This is pretty cool: New Map Locates Milky Way in Neighborhood of 100,000 Galaxies.
A new map of the Milky Way’s cosmic neighborhood shows where our galaxy lives in relation to thousands of others nearby, with scientists giving the newly discovered “supercluster” of galaxies a name: Laniakea, which means “immeasurable heaven” in Hawaiian.
Throughout the universe, galaxies tend to clump together in massive structures that astronomers call superclusters. According to the new map, Earth’s galaxy lives near the edge of the Laniakea supercluster, which measures 500 million light-years in diameter and includes roughly 100,000 galaxies.
The region is just a small slice of the visible universe, which spans more than 90 billion light-years.

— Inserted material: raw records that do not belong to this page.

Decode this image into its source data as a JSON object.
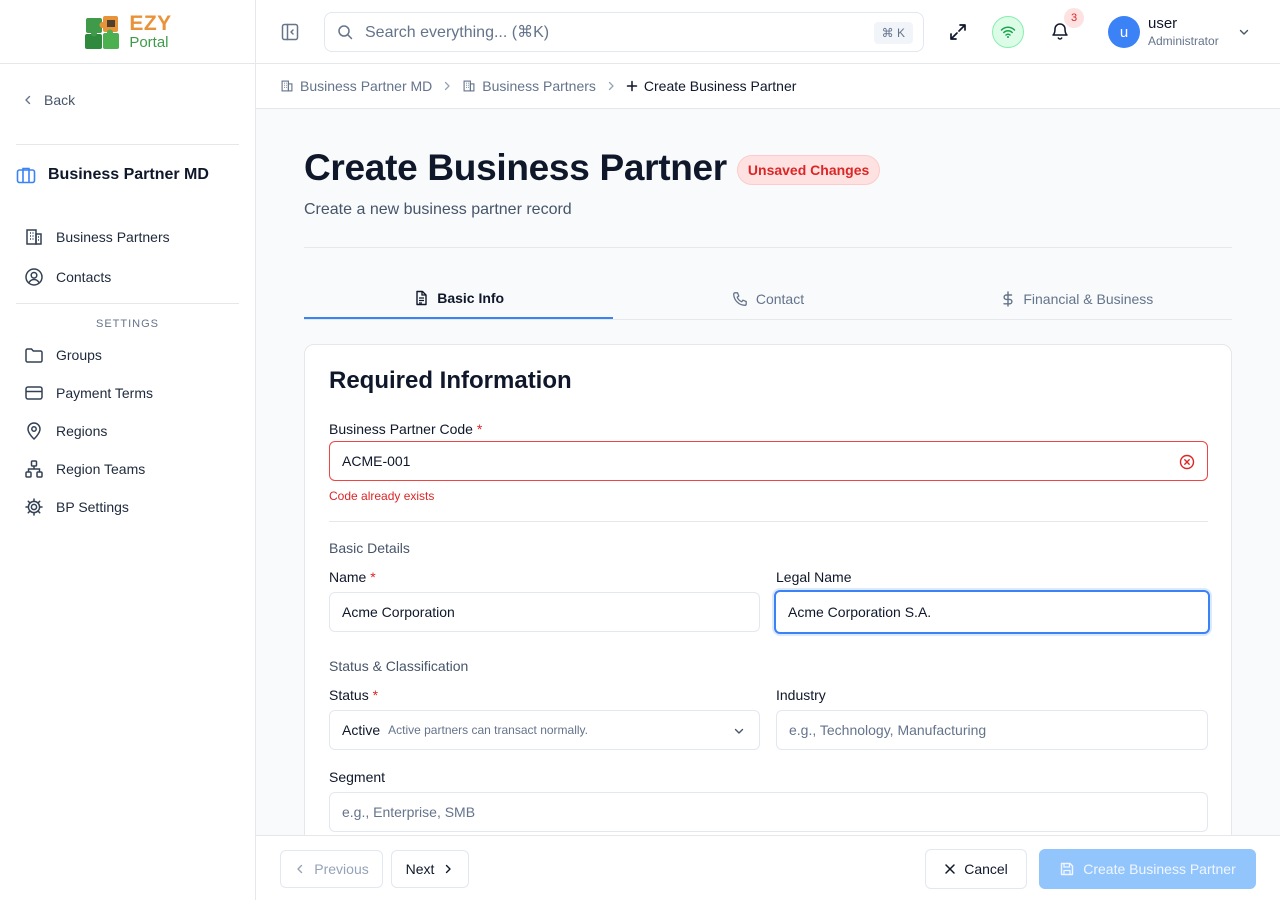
{
  "brand": {
    "name": "EZY",
    "sub": "Portal"
  },
  "sidebar": {
    "back_label": "Back",
    "module_title": "Business Partner MD",
    "items": [
      {
        "label": "Business Partners",
        "icon": "building-icon"
      },
      {
        "label": "Contacts",
        "icon": "user-circle-icon"
      }
    ],
    "settings_heading": "SETTINGS",
    "settings_items": [
      {
        "label": "Groups",
        "icon": "folder-icon"
      },
      {
        "label": "Payment Terms",
        "icon": "credit-card-icon"
      },
      {
        "label": "Regions",
        "icon": "map-pin-icon"
      },
      {
        "label": "Region Teams",
        "icon": "network-icon"
      },
      {
        "label": "BP Settings",
        "icon": "gear-icon"
      }
    ]
  },
  "topbar": {
    "search_placeholder": "Search everything... (⌘K)",
    "search_kbd": "⌘ K",
    "notification_count": "3",
    "user": {
      "initial": "u",
      "name": "user",
      "role": "Administrator"
    }
  },
  "breadcrumb": {
    "items": [
      "Business Partner MD",
      "Business Partners"
    ],
    "current": "Create Business Partner"
  },
  "page": {
    "title": "Create Business Partner",
    "status_badge": "Unsaved Changes",
    "subtitle": "Create a new business partner record"
  },
  "tabs": [
    {
      "label": "Basic Info",
      "active": true
    },
    {
      "label": "Contact",
      "active": false
    },
    {
      "label": "Financial & Business",
      "active": false
    }
  ],
  "form": {
    "section_title": "Required Information",
    "code": {
      "label": "Business Partner Code",
      "required": "*",
      "value": "ACME-001",
      "error": "Code already exists"
    },
    "basic_details_heading": "Basic Details",
    "name": {
      "label": "Name",
      "required": "*",
      "value": "Acme Corporation"
    },
    "legal_name": {
      "label": "Legal Name",
      "value": "Acme Corporation S.A."
    },
    "status_heading": "Status & Classification",
    "status": {
      "label": "Status",
      "required": "*",
      "value": "Active",
      "hint": "Active partners can transact normally."
    },
    "industry": {
      "label": "Industry",
      "placeholder": "e.g., Technology, Manufacturing"
    },
    "segment": {
      "label": "Segment",
      "placeholder": "e.g., Enterprise, SMB"
    }
  },
  "footer": {
    "previous_label": "Previous",
    "next_label": "Next",
    "cancel_label": "Cancel",
    "submit_label": "Create Business Partner"
  },
  "colors": {
    "accent": "#3b82f6",
    "error": "#dc2626",
    "brand_orange": "#e8923a",
    "brand_green": "#3f9b4a"
  }
}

As someone who spends his share of time reading about astronomy, I’ve often wondered why most astronomical literature rarely identified the galactic supercluster that we live in, despite mentioning others like Coma or Perseus-Pisces. I’ve occasionally heard our home supercluster called the Virgo supercluster, presumably after the Virgo cluster which is in our cosmic neighborhood. But it turns out that our local supercluster wasn’t well mapped out and the “Virgo” name was unofficial.

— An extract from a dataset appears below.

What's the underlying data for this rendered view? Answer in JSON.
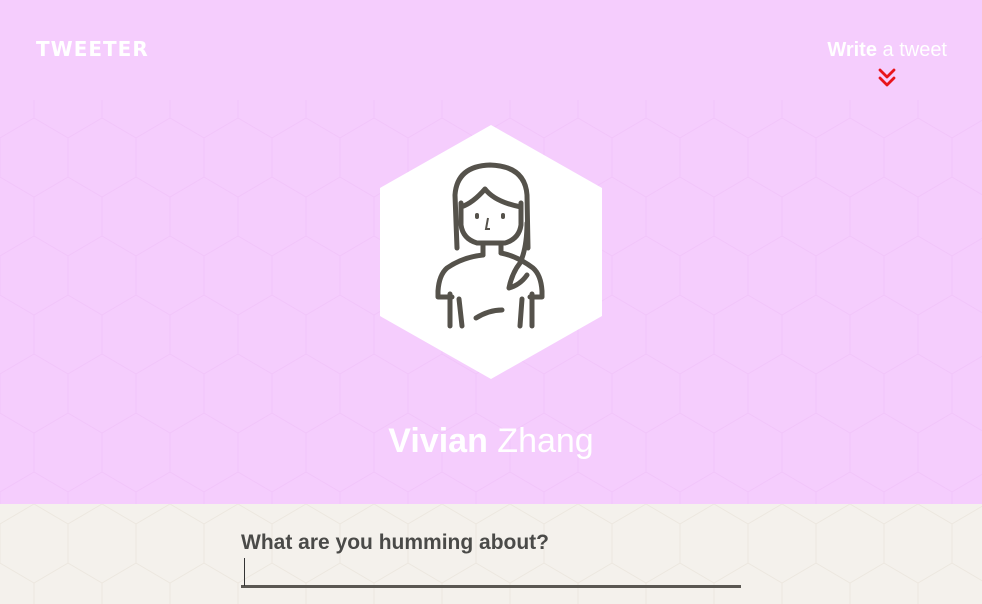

Now it is official. We live in the Laniakea supercluster. Just to review our cosmic address:
- Solar System
- Orion-Cygnus Arm of the Milky Way
- Milky Way galaxy
- Local Group (of galaxies)
- Laniakea Supercluster
After that we get into speculative concepts like bubble multiverses.